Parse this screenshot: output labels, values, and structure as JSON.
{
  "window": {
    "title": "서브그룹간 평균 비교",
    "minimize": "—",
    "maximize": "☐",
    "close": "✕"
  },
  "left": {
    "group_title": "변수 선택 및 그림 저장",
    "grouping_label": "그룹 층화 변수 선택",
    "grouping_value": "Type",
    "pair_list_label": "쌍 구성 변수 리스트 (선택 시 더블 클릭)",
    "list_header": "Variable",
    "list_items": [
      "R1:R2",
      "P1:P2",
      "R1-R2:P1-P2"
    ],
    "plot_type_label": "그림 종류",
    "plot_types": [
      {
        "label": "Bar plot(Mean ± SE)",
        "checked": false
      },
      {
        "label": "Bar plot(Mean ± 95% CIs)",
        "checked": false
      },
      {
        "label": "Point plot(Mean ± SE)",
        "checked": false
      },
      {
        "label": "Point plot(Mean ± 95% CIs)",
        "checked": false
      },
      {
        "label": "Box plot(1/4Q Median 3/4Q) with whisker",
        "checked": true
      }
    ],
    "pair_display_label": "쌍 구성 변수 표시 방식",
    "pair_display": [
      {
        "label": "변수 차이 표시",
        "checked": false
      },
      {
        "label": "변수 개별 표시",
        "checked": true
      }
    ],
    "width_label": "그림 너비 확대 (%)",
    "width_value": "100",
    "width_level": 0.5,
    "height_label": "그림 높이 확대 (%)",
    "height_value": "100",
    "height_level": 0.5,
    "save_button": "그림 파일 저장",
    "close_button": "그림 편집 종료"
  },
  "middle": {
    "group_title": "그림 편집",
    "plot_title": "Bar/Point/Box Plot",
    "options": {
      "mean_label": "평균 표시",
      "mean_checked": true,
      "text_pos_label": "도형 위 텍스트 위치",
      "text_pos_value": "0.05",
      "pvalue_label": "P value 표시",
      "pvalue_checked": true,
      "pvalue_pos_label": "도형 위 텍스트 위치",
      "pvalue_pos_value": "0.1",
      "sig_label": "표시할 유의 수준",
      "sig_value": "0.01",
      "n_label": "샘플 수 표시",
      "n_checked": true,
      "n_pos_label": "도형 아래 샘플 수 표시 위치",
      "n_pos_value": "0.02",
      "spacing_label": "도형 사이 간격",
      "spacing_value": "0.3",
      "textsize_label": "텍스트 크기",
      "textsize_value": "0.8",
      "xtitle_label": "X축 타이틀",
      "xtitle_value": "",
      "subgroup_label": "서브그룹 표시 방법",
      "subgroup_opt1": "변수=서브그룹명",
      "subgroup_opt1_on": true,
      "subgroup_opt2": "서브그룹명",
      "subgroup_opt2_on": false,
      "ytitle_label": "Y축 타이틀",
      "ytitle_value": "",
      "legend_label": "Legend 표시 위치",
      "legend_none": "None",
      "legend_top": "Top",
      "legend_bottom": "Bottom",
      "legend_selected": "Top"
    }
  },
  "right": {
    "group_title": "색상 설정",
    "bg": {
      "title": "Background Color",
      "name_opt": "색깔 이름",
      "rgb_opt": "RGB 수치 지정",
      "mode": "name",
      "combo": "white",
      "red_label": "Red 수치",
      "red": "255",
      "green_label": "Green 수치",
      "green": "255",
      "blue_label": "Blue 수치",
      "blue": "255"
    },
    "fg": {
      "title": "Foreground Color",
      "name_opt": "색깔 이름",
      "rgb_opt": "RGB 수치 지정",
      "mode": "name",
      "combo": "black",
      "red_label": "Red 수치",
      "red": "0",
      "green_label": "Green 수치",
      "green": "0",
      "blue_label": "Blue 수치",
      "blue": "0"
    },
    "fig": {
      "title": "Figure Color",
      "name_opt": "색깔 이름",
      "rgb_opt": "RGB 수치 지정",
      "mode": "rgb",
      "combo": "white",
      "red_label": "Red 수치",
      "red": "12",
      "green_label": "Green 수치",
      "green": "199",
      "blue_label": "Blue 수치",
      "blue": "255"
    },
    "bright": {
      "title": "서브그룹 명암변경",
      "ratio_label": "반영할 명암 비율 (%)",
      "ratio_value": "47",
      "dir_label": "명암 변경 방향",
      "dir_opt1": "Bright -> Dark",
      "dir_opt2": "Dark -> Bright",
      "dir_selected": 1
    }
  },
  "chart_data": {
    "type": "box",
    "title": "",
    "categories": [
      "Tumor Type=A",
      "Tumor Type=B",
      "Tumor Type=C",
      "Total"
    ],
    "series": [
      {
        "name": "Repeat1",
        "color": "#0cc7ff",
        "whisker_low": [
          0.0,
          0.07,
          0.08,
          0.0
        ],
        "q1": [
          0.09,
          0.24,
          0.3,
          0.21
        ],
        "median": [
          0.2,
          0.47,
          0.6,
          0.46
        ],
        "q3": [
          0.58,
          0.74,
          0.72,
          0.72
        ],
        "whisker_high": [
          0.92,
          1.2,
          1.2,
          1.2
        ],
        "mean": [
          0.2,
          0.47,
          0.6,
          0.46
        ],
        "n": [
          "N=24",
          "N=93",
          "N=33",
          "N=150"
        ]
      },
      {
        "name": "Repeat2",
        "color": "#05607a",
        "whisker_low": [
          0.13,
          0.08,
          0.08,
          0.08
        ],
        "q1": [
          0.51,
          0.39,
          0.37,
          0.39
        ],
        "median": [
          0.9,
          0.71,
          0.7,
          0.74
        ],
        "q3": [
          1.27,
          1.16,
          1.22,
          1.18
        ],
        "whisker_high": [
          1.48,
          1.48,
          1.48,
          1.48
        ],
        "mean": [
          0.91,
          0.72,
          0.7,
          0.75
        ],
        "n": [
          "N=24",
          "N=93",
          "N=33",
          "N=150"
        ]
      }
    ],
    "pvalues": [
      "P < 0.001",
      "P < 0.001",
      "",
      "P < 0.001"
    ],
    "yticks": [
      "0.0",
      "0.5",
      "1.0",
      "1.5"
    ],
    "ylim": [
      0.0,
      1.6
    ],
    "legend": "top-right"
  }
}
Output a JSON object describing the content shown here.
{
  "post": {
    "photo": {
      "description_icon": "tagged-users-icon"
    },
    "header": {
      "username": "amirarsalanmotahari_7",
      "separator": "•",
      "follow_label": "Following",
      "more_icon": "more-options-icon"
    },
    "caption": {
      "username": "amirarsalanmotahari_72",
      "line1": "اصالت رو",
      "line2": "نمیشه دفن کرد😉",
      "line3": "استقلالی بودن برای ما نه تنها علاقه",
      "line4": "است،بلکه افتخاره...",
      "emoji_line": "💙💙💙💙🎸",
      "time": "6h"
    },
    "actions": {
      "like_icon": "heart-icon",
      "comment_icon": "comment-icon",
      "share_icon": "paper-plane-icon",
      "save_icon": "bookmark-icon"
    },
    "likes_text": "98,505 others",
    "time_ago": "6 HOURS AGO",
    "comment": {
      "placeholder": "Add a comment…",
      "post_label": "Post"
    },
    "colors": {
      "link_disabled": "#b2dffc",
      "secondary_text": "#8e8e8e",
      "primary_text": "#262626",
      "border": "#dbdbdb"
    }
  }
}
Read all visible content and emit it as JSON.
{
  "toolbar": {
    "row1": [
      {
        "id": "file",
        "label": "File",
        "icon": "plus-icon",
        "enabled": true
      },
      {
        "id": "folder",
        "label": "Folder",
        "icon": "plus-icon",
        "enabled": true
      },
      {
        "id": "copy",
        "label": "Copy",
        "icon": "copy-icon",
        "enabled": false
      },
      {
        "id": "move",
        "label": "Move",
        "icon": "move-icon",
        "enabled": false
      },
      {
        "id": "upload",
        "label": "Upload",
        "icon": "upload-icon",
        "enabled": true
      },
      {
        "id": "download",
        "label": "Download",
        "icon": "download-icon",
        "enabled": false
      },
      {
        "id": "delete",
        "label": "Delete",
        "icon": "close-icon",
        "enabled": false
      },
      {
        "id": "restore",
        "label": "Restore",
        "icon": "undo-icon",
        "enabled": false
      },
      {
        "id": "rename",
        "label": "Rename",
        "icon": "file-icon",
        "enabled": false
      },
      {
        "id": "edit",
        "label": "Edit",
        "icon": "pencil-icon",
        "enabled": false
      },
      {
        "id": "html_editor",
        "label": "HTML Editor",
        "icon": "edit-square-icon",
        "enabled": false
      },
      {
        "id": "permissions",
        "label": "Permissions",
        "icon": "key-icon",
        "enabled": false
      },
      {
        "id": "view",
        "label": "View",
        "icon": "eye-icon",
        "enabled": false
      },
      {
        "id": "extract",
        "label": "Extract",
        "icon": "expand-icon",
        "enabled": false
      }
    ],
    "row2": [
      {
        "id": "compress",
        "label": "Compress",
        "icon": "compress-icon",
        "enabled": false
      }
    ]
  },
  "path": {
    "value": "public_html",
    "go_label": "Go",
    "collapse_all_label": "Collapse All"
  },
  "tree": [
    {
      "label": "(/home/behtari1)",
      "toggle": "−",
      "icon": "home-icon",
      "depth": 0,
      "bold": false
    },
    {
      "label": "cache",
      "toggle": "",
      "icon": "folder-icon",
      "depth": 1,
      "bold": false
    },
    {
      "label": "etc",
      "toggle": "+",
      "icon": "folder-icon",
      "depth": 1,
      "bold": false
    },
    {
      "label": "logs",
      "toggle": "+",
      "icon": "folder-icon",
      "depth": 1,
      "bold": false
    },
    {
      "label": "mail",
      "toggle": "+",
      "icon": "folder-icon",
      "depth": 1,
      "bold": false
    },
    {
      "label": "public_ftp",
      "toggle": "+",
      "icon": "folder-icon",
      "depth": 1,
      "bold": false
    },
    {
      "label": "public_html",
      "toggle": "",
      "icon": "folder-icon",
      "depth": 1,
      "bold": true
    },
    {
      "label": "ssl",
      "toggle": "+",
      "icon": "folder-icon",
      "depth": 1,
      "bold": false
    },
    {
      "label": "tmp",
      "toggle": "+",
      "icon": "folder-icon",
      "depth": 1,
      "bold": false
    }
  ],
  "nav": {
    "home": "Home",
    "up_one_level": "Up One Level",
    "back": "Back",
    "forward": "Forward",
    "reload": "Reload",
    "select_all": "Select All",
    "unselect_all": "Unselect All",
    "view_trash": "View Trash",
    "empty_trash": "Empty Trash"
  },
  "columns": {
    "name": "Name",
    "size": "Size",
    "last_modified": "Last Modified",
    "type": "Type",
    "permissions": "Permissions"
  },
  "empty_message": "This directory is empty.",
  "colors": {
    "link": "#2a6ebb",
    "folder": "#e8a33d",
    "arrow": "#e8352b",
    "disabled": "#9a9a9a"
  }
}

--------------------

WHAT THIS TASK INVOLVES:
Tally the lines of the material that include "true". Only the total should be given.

WRITTEN RESPONSE:
10